Men and the baby blues

By Carrie Johnson Weimar • Published: February 16th, 2010
Category: Health in a Heartbeat

Postpartum depression… the feeling of sadness or depression mothers experience following the birth of a child… has been in the news a lot in recent years, thanks largely to celebrities such as Brooke Shields and Gwyneth Paltrow, who have publicized their struggles with the condition. But what you may not have known is that postpartum depression isn’t limited to mothers. Some fathers report feeling the so-called baby blues, too.

While the exact prevalence of male postpartum depression isn’t known, a 2005 study of more than twenty-six thousand parents in England found that four percent of fathers described feelings of depression within eight weeks of the birth of their child.

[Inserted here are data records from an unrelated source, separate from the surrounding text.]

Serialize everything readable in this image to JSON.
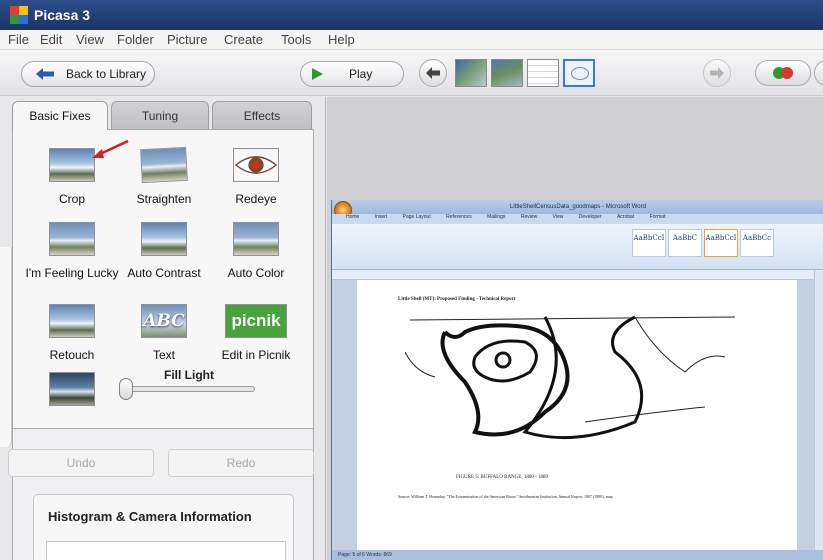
{
  "window": {
    "title": "Picasa 3"
  },
  "menu": [
    "File",
    "Edit",
    "View",
    "Folder",
    "Picture",
    "Create",
    "Tools",
    "Help"
  ],
  "toolbar": {
    "back_label": "Back to Library",
    "play_label": "Play"
  },
  "tabs": [
    {
      "label": "Basic Fixes",
      "active": true
    },
    {
      "label": "Tuning",
      "active": false
    },
    {
      "label": "Effects",
      "active": false
    }
  ],
  "tools": [
    {
      "label": "Crop",
      "icon": "crop-icon"
    },
    {
      "label": "Straighten",
      "icon": "straighten-icon"
    },
    {
      "label": "Redeye",
      "icon": "redeye-icon"
    },
    {
      "label": "I'm Feeling Lucky",
      "icon": "feeling-lucky-icon"
    },
    {
      "label": "Auto Contrast",
      "icon": "auto-contrast-icon"
    },
    {
      "label": "Auto Color",
      "icon": "auto-color-icon"
    },
    {
      "label": "Retouch",
      "icon": "retouch-icon"
    },
    {
      "label": "Text",
      "icon": "text-icon",
      "glyph": "ABC"
    },
    {
      "label": "Edit in Picnik",
      "icon": "picnik-icon",
      "glyph": "picnik"
    }
  ],
  "fill_light": {
    "label": "Fill Light",
    "value": 0.0
  },
  "actions": {
    "undo_label": "Undo",
    "redo_label": "Redo"
  },
  "histogram": {
    "title": "Histogram & Camera Information"
  },
  "embedded_word": {
    "title": "LittleShellCensusData_goodmaps - Microsoft Word",
    "tabs": [
      "Home",
      "Insert",
      "Page Layout",
      "References",
      "Mailings",
      "Review",
      "View",
      "Developer",
      "Acrobat",
      "Format"
    ],
    "styles": [
      "AaBbCcI",
      "AaBbC",
      "AaBbCcI",
      "AaBbCc"
    ],
    "doc_heading": "Little Shell (MT): Proposed Finding - Technical Report",
    "figure_caption": "FIGURE 5: BUFFALO RANGE, 1800 - 1889",
    "source_note": "Source: William T. Hornaday, \"The Extermination of the American Bison,\" Smithsonian Institution, Annual Report, 1887 (1889), map",
    "status": "Page: 5 of 6   Words: 869"
  },
  "colors": {
    "titlebar": "#233f78",
    "accent": "#3a78d8",
    "picnik_green": "#47a33c",
    "arrow_red": "#d21f1f"
  }
}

There may be a variety of causes. First, having a baby creates huge changes in any parent’s life, especially when you add in sleepless nights and the stress of caring for a newborn. But the reason may not be strictly psychological. Studies have shown that expectant males may actually experience a drop in testosterone, perhaps to protect the newborn from aggressive behavior. This loss in testosterone may trigger feelings of depression or anxiety.

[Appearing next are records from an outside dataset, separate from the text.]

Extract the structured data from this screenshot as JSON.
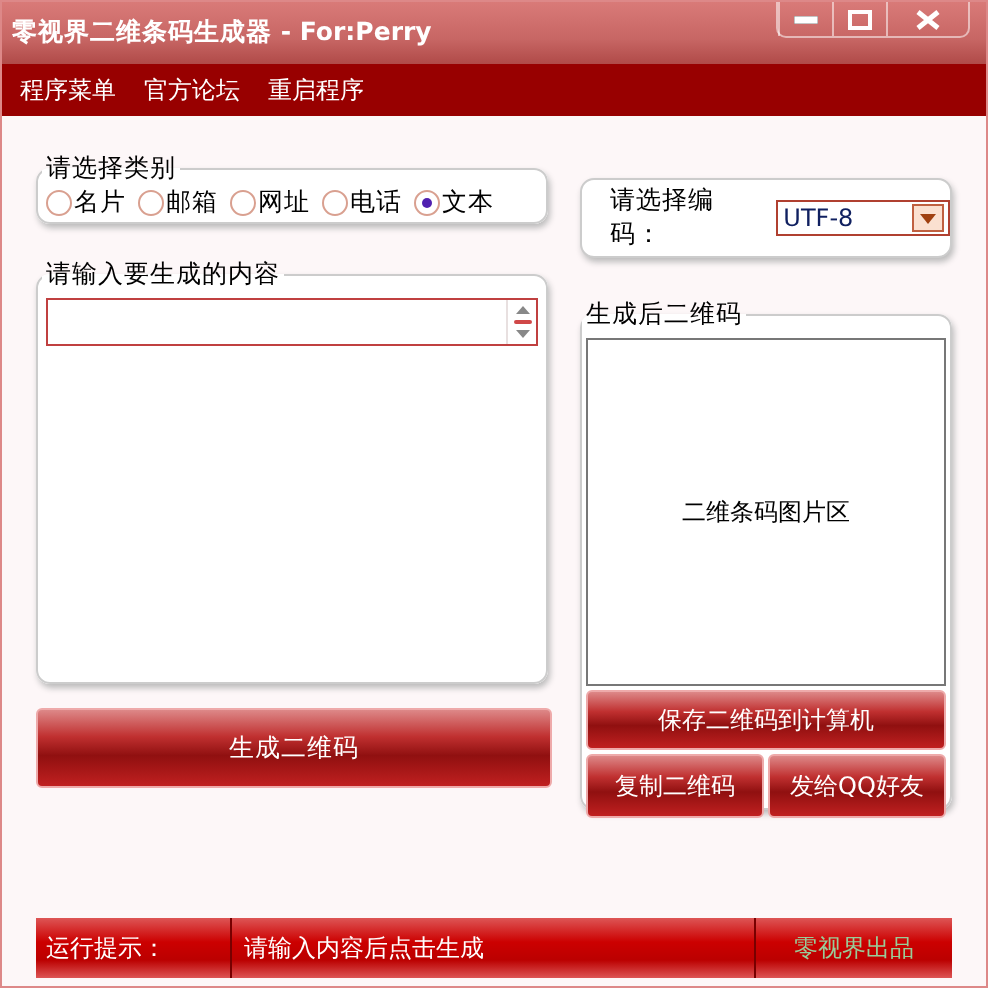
{
  "window": {
    "title": "零视界二维条码生成器 - For:Perry"
  },
  "menu": [
    "程序菜单",
    "官方论坛",
    "重启程序"
  ],
  "category": {
    "legend": "请选择类别",
    "options": [
      {
        "label": "名片",
        "selected": false
      },
      {
        "label": "邮箱",
        "selected": false
      },
      {
        "label": "网址",
        "selected": false
      },
      {
        "label": "电话",
        "selected": false
      },
      {
        "label": "文本",
        "selected": true
      }
    ]
  },
  "encoding": {
    "label": "请选择编码：",
    "value": "UTF-8"
  },
  "content": {
    "legend": "请输入要生成的内容"
  },
  "qr": {
    "legend": "生成后二维码",
    "placeholder_text": "二维条码图片区"
  },
  "buttons": {
    "generate": "生成二维码",
    "save": "保存二维码到计算机",
    "copy": "复制二维码",
    "send": "发给QQ好友"
  },
  "status_bar": {
    "label": "运行提示：",
    "message": "请输入内容后点击生成",
    "credit": "零视界出品"
  }
}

While male postpartum depression isn’t widely acknowledged, there are places to get help. Most experts believe the condition is easily treated. They recommend both men and women take parenting classes before the birth of the child to ease feelings of anxiety. Devise a caregiving schedule so that chores are shared. And be sure to talk to your partner if you’re feeling down. Those first few months may be overwhelming, but it helps to know you’re not alone.